The truth is that I’ve been working my ass off to feel well.  I’m in therapy.  I’m working a twelve step program (and I’m not even addicted to any substances!  Just particular behavioral patterns. And I’m willing to do ANYthing to feel GOOD).  I do yoga.  I exercise regularly.  I work for a juice company, for gosh sakes, and I consume superfoods on the regular.  I journal and map out my desired feelings and cuddle with cats.  I get loads of sunshine.  I ride my bike.  I have two loving alive parents and some good friends who I trust.  I’m white so I’m less afraid of my personal safety on a daily basis than a lot of my fellow humans and I have an advanced degree so odds of financial success are more in my favor.  I’m even in a relationship with someone who is loving, kind, smart, supportive, and inspired.   I’m on medicine for depression.

Boxes for okayness fucking checked.

And still, right now, I’m in Defeat City.

And I’m not even energetic enough to be as angry as I’d like to be about being here.  Sure, I’m pissed, but real anger would result in fuel.  Sometimes, in fact, that anger is what fills the tank and helps steer me back down those forlorn streets and out of Defeat City.  Puffing and spitting, my car rattles on fury, zooming out of there with haste and hope.  Fuck that place!  I flip it the bird as it minimizes in my rear view mirror.

Today I’m on the hammock on the porch in Defeat City.  Bookshelves sagging with self help books line the shelves inside, coats of dust adorning them like blankets.  “You Can Heal Your Life,” and “The Power of Now” peek out of a layer of grey.  Unlit candles with wet stunted wicks line the empty cast iron tub in the bathroom.  Above me a lazy outdoor ceiling fan spins listlessly, suggesting the movement of air but creating but a whisper of breeze.  Its sound and the buzzing of an electrical line through the trees are the only sounds besides an occasional door opening and closing.
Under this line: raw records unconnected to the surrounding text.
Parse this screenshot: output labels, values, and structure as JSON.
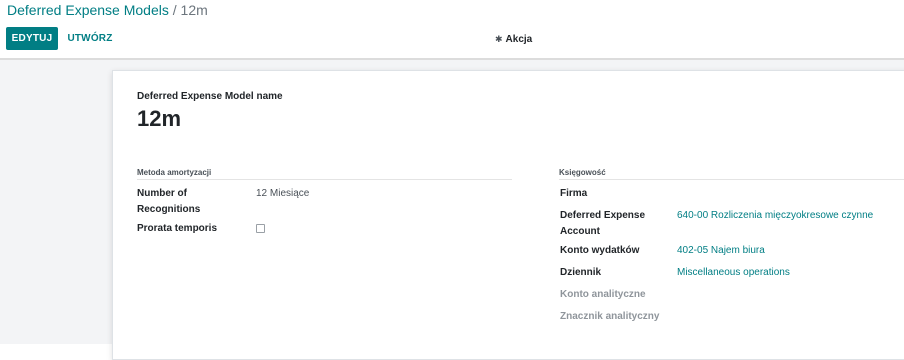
{
  "breadcrumb": {
    "parent": "Deferred Expense Models",
    "separator": "/",
    "current": "12m"
  },
  "toolbar": {
    "edit_label": "EDYTUJ",
    "create_label": "UTWÓRZ",
    "action_label": "Akcja",
    "action_icon": "gear-icon"
  },
  "form": {
    "name_label": "Deferred Expense Model name",
    "name_value": "12m",
    "depreciation": {
      "title": "Metoda amortyzacji",
      "recognitions_label_1": "Number of",
      "recognitions_label_2": "Recognitions",
      "recognitions_value": "12",
      "recognitions_unit": "Miesiące",
      "prorata_label": "Prorata temporis",
      "prorata_checked": false
    },
    "accounting": {
      "title": "Księgowość",
      "company_label": "Firma",
      "deferred_label_1": "Deferred Expense",
      "deferred_label_2": "Account",
      "deferred_value": "640-00 Rozliczenia mięczyokresowe czynne",
      "expense_label": "Konto wydatków",
      "expense_value": "402-05 Najem biura",
      "journal_label": "Dziennik",
      "journal_value": "Miscellaneous operations",
      "analytic_account_label": "Konto analityczne",
      "analytic_tag_label": "Znacznik analityczny"
    }
  },
  "colors": {
    "primary": "#017e84",
    "background": "#f3f4f6"
  }
}
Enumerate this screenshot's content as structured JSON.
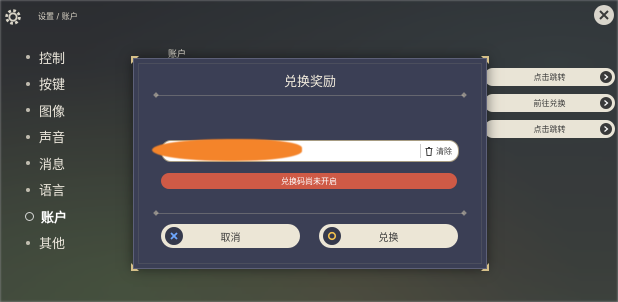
{
  "breadcrumb": "设置 / 账户",
  "sidebar": {
    "items": [
      {
        "label": "控制"
      },
      {
        "label": "按键"
      },
      {
        "label": "图像"
      },
      {
        "label": "声音"
      },
      {
        "label": "消息"
      },
      {
        "label": "语言"
      },
      {
        "label": "账户"
      },
      {
        "label": "其他"
      }
    ],
    "active_index": 6
  },
  "main": {
    "section_title": "账户",
    "right_buttons": [
      {
        "label": "点击跳转"
      },
      {
        "label": "前往兑换"
      },
      {
        "label": "点击跳转"
      }
    ]
  },
  "dialog": {
    "title": "兑换奖励",
    "code_input": {
      "value": "",
      "placeholder": ""
    },
    "clear_label": "清除",
    "error_message": "兑换码尚未开启",
    "cancel_label": "取消",
    "confirm_label": "兑换"
  },
  "icons": {
    "settings": "gear-icon",
    "close": "close-icon",
    "trash": "trash-icon",
    "cancel": "cross-icon",
    "confirm": "circle-icon",
    "arrow": "arrow-right-icon"
  },
  "colors": {
    "dialog_bg": "#3b3f55",
    "error": "#cf5a46",
    "button_bg": "#ece6d6",
    "accent_gold": "#d6c089"
  }
}
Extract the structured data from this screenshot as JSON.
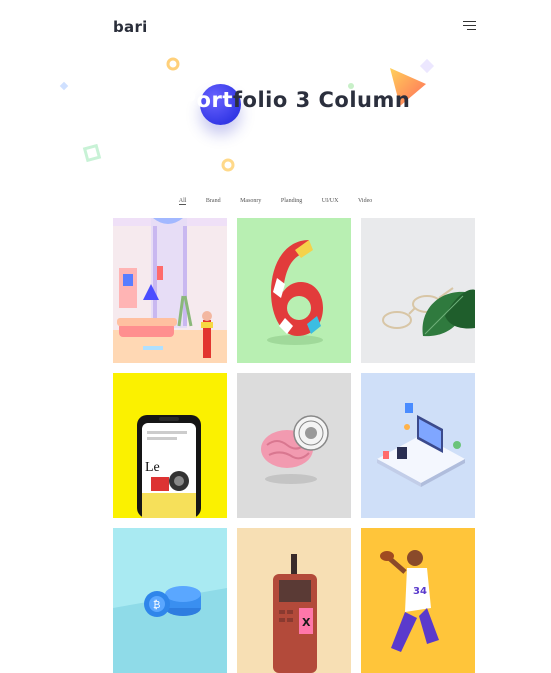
{
  "header": {
    "logo": "bari",
    "menu_icon": "hamburger-menu-icon"
  },
  "title": {
    "highlight": "Port",
    "rest": "folio 3 Column"
  },
  "filters": [
    "All",
    "Brand",
    "Masonry",
    "Planding",
    "UI/UX",
    "Video"
  ],
  "active_filter": "All",
  "portfolio": [
    {
      "name": "living-room-illustration",
      "bg": "#f3e6ea"
    },
    {
      "name": "number-six-artwork",
      "bg": "#b8efb2"
    },
    {
      "name": "glasses-and-leaf-photo",
      "bg": "#e9eaec"
    },
    {
      "name": "phone-mockup-photo",
      "bg": "#fbf100"
    },
    {
      "name": "pink-brain-sculpture",
      "bg": "#d9d9d9"
    },
    {
      "name": "isometric-workspace-illustration",
      "bg": "#cfdff8"
    },
    {
      "name": "blue-coins-render",
      "bg": "#a9eaf2"
    },
    {
      "name": "retro-phone-illustration",
      "bg": "#f7dfb4"
    },
    {
      "name": "football-player-illustration",
      "bg": "#ffc53a"
    }
  ]
}
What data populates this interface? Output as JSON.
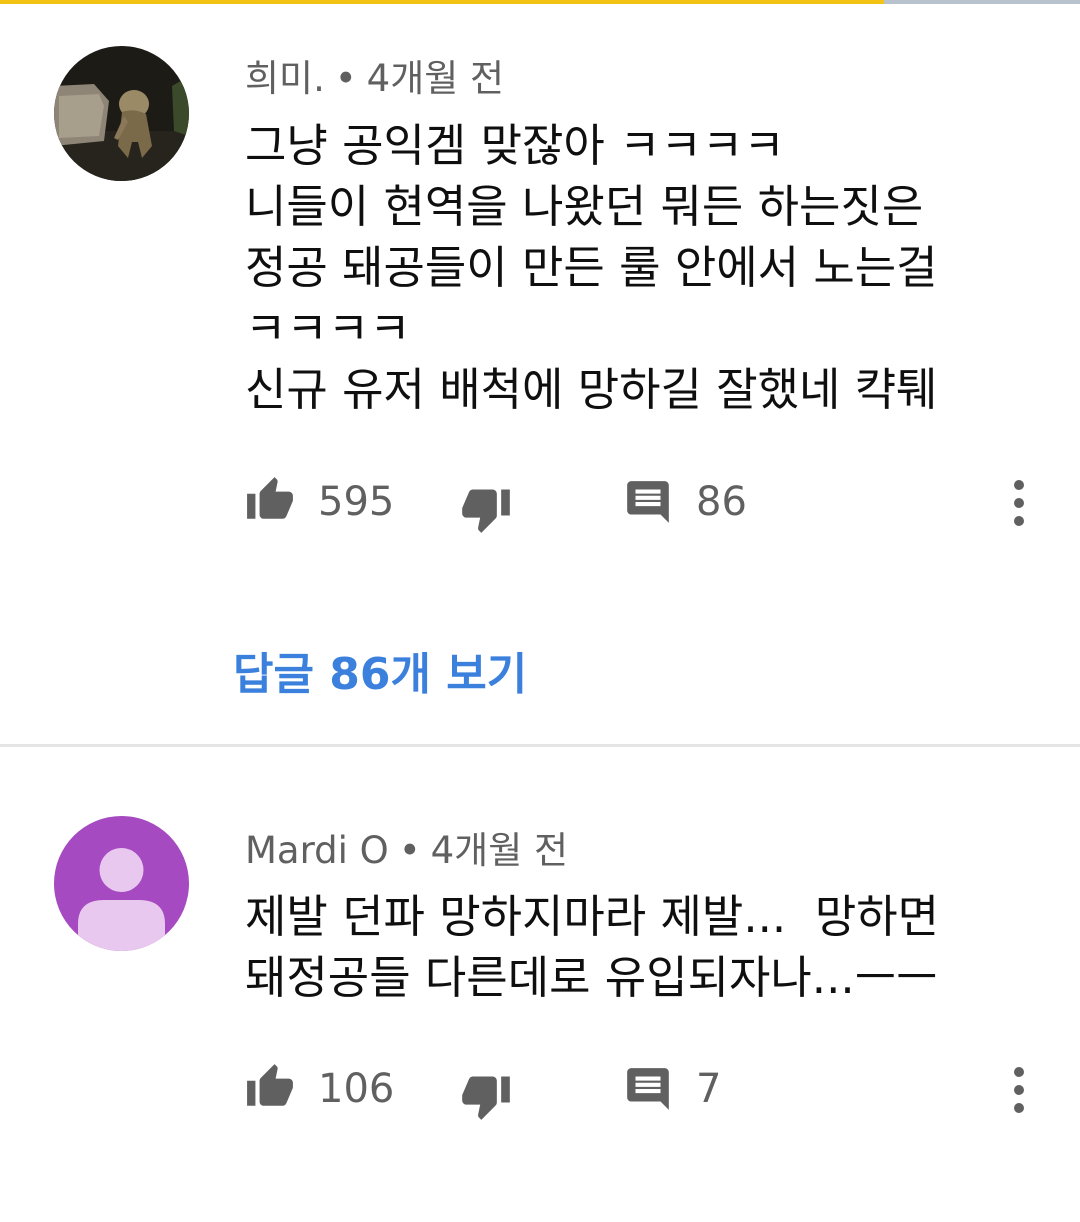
{
  "colors": {
    "progress": "#f2c314",
    "link": "#3a80dc",
    "meta": "#606060",
    "avatar_purple": "#a64ac1",
    "avatar_person": "#e8c8ee"
  },
  "comments": [
    {
      "author": "희미.",
      "time": "4개월 전",
      "avatar": "photo-avatar",
      "lines": [
        "그냥 공익겜 맞잖아 ㅋㅋㅋㅋ",
        "니들이 현역을 나왔던 뭐든 하는짓은",
        "정공 돼공들이 만든 룰 안에서 노는걸",
        "ㅋㅋㅋㅋ",
        "신규 유저 배척에 망하길 잘했네 캭퉤"
      ],
      "likes": "595",
      "replies": "86",
      "view_replies": "답글 86개 보기"
    },
    {
      "author": "Mardi O",
      "time": "4개월 전",
      "avatar": "default-person-avatar",
      "lines": [
        "제발 던파 망하지마라 제발...  망하면",
        "돼정공들 다른데로 유입되자나...ㅡㅡ"
      ],
      "likes": "106",
      "replies": "7"
    }
  ],
  "separator": "•"
}
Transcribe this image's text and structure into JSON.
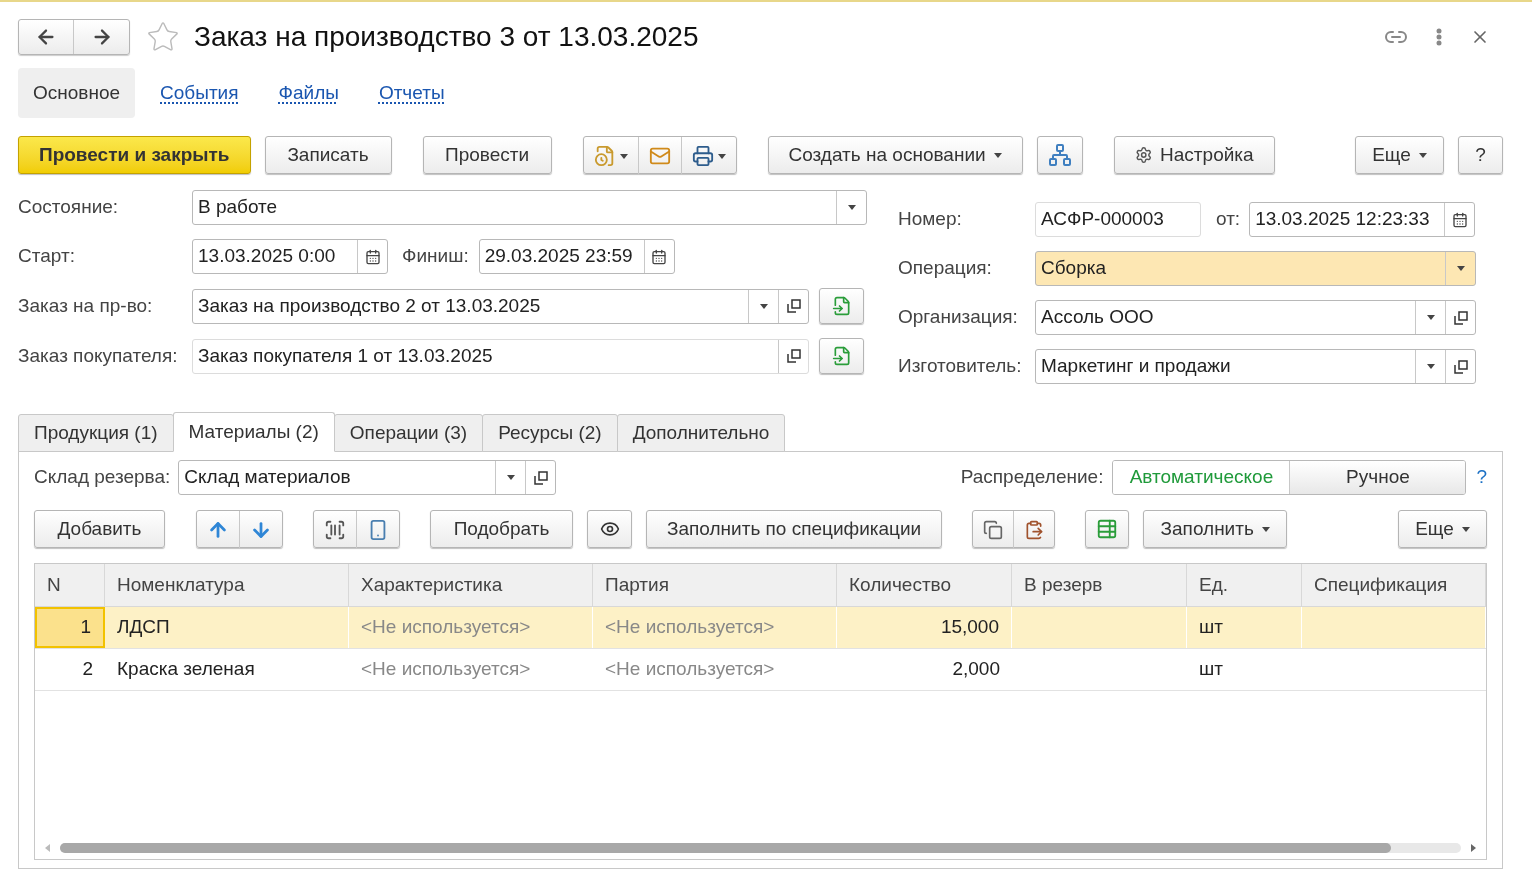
{
  "window": {
    "title": "Заказ на производство 3 от 13.03.2025",
    "favorite": false
  },
  "nav_tabs": [
    {
      "label": "Основное",
      "selected": true
    },
    {
      "label": "События",
      "selected": false
    },
    {
      "label": "Файлы",
      "selected": false
    },
    {
      "label": "Отчеты",
      "selected": false
    }
  ],
  "toolbar": {
    "post_and_close": "Провести и закрыть",
    "save": "Записать",
    "post": "Провести",
    "create_based_on": "Создать на основании",
    "settings": "Настройка",
    "more": "Еще",
    "help": "?"
  },
  "header_left": {
    "state": {
      "label": "Состояние:",
      "value": "В работе"
    },
    "start": {
      "label": "Старт:",
      "value": "13.03.2025  0:00"
    },
    "finish": {
      "label": "Финиш:",
      "value": "29.03.2025 23:59"
    },
    "production_order": {
      "label": "Заказ на пр-во:",
      "value": "Заказ на производство 2 от 13.03.2025"
    },
    "customer_order": {
      "label": "Заказ покупателя:",
      "value": "Заказ покупателя 1 от 13.03.2025"
    }
  },
  "header_right": {
    "number": {
      "label": "Номер:",
      "value": "АСФР-000003"
    },
    "date": {
      "label": "от:",
      "value": "13.03.2025 12:23:33"
    },
    "operation": {
      "label": "Операция:",
      "value": "Сборка",
      "highlighted": true
    },
    "organization": {
      "label": "Организация:",
      "value": "Ассоль ООО"
    },
    "manufacturer": {
      "label": "Изготовитель:",
      "value": "Маркетинг и продажи"
    }
  },
  "content_tabs": [
    {
      "label": "Продукция (1)",
      "selected": false
    },
    {
      "label": "Материалы (2)",
      "selected": true
    },
    {
      "label": "Операции (3)",
      "selected": false
    },
    {
      "label": "Ресурсы (2)",
      "selected": false
    },
    {
      "label": "Дополнительно",
      "selected": false
    }
  ],
  "materials": {
    "warehouse": {
      "label": "Склад резерва:",
      "value": "Склад материалов"
    },
    "distribution": {
      "label": "Распределение:",
      "options": [
        {
          "label": "Автоматическое",
          "selected": true
        },
        {
          "label": "Ручное",
          "selected": false
        }
      ],
      "help": "?"
    },
    "buttons": {
      "add": "Добавить",
      "pick": "Подобрать",
      "fill_by_spec": "Заполнить по спецификации",
      "fill": "Заполнить",
      "more": "Еще"
    },
    "columns": [
      "N",
      "Номенклатура",
      "Характеристика",
      "Партия",
      "Количество",
      "В резерв",
      "Ед.",
      "Спецификация"
    ],
    "rows": [
      {
        "n": "1",
        "item": "ЛДСП",
        "characteristic": "<Не используется>",
        "batch": "<Не используется>",
        "quantity": "15,000",
        "unit": "шт",
        "selected": true
      },
      {
        "n": "2",
        "item": "Краска зеленая",
        "characteristic": "<Не используется>",
        "batch": "<Не используется>",
        "quantity": "2,000",
        "unit": "шт",
        "selected": false
      }
    ]
  }
}
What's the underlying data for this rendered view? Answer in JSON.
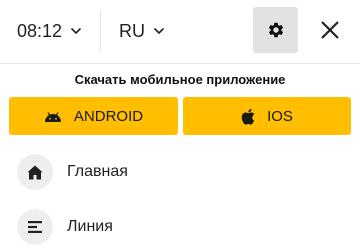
{
  "header": {
    "time_label": "08:12",
    "language_label": "RU",
    "settings_icon": "gear-icon",
    "close_icon": "close-icon"
  },
  "promo": {
    "title": "Скачать мобильное приложение",
    "android_label": "ANDROID",
    "ios_label": "IOS",
    "button_color": "#ffbf00"
  },
  "menu": {
    "items": [
      {
        "label": "Главная",
        "icon": "home-icon"
      },
      {
        "label": "Линия",
        "icon": "list-icon"
      }
    ]
  },
  "colors": {
    "accent": "#ffbf00",
    "text": "#222222",
    "icon_bg": "#eeeeee",
    "settings_bg": "#e2e2e2"
  }
}
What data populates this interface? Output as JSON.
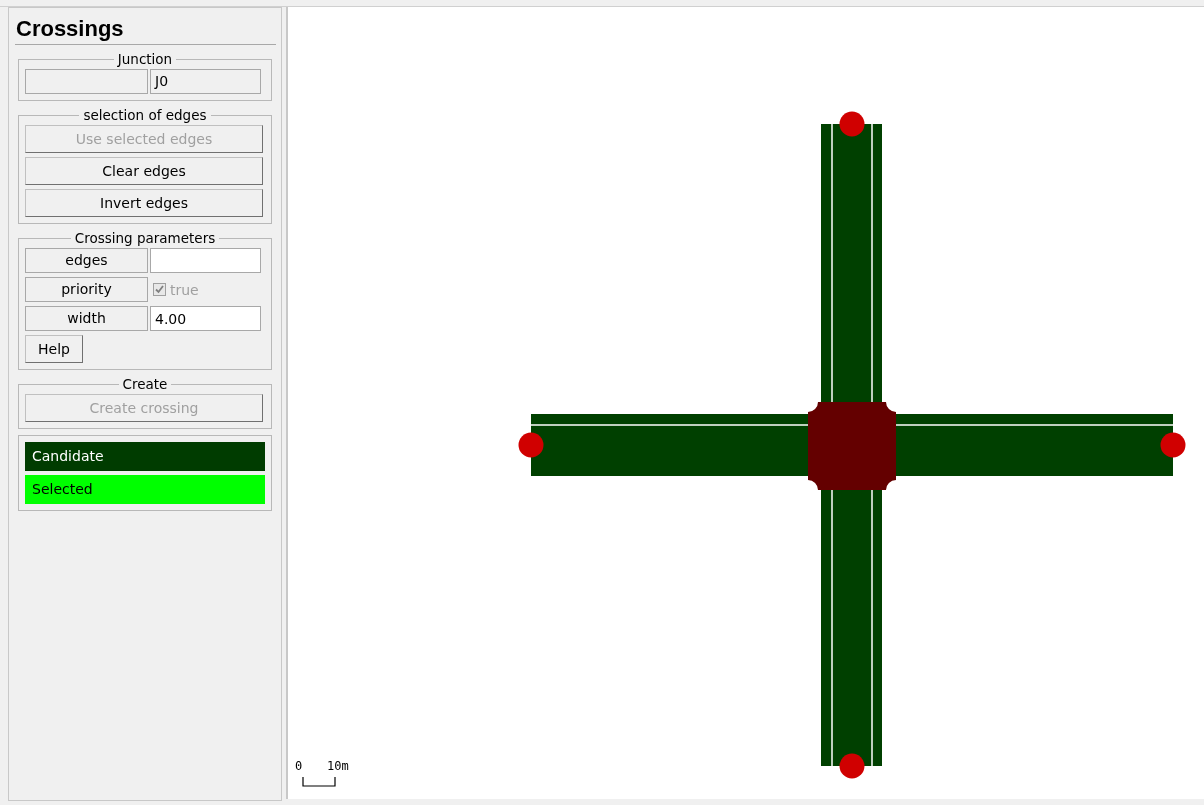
{
  "panel": {
    "title": "Crossings",
    "junction": {
      "legend": "Junction",
      "value": "J0"
    },
    "edge_selection": {
      "legend": "selection of edges",
      "buttons": [
        {
          "label": "Use selected edges",
          "disabled": true
        },
        {
          "label": "Clear edges",
          "disabled": false
        },
        {
          "label": "Invert edges",
          "disabled": false
        }
      ]
    },
    "parameters": {
      "legend": "Crossing parameters",
      "rows": [
        {
          "kind": "text",
          "label": "edges",
          "value": ""
        },
        {
          "kind": "checkbox",
          "label": "priority",
          "value": "true",
          "checked": true,
          "disabled": true
        },
        {
          "kind": "text",
          "label": "width",
          "value": "4.00"
        }
      ],
      "help_button": "Help"
    },
    "create": {
      "legend": "Create",
      "button": {
        "label": "Create crossing",
        "disabled": true
      }
    },
    "legend": [
      {
        "label": "Candidate",
        "color": "#003c00"
      },
      {
        "label": "Selected",
        "color": "#00ff00"
      }
    ]
  },
  "canvas": {
    "scale_bar": {
      "start": "0",
      "end": "10m"
    }
  }
}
I’m tired of trying to make it better.

I’m tired of hearing myself ask the same damn questions about money.  About choices.  About persistence.  About geography.

As I write this, I recall an essay I wrote ten years ago.  On the same damn thing.

The truth is that the things I want are not things I can get on my own.  Because the thing I want the most, the thing that takes my heart and immediately flips it to channel Home, is community.  Real live community, connection, people talking to each other and witnessing each other and playing together and eating together and waking up and going to sleep and building fires and playing games and asking questions and being quiet in each others’ presence and laughing and arguing and making music and reading books and crying and singing and staying.  And the thing is that there are people around me all of the time, all the damn time, and community is one smile or wink or hello away it seems, sometimes even proven.  A handshake at a yoga class, a hello on the park trail; pearls of connection, seeds of hope.

But GADDAMN, I don’t want wisps.  I don’t want pearls.  I want a fucking solid brick house.  I want an entire oyster bed, a chamber full of necklaces.  I want big, committed, vibrant community.  I want people to want what I want: to grow food, to make plays, to raise animals, to tell stories, to heal each other, to listen, to invite in strangers, to sing songs, and to keep daring to do it together.  I don’t want to have to convince you all that it’s time to begin.  I want US to WANT it.  I want to survive this lifetime with people, process tragedies in each other’s physical presence, watch movies and discuss, make a salad big enough to share.

(Is this the road out of Defeat City?  Let’s find out.)

Will it rev the engine, start the train?


Photo credit: TROY R HEWITT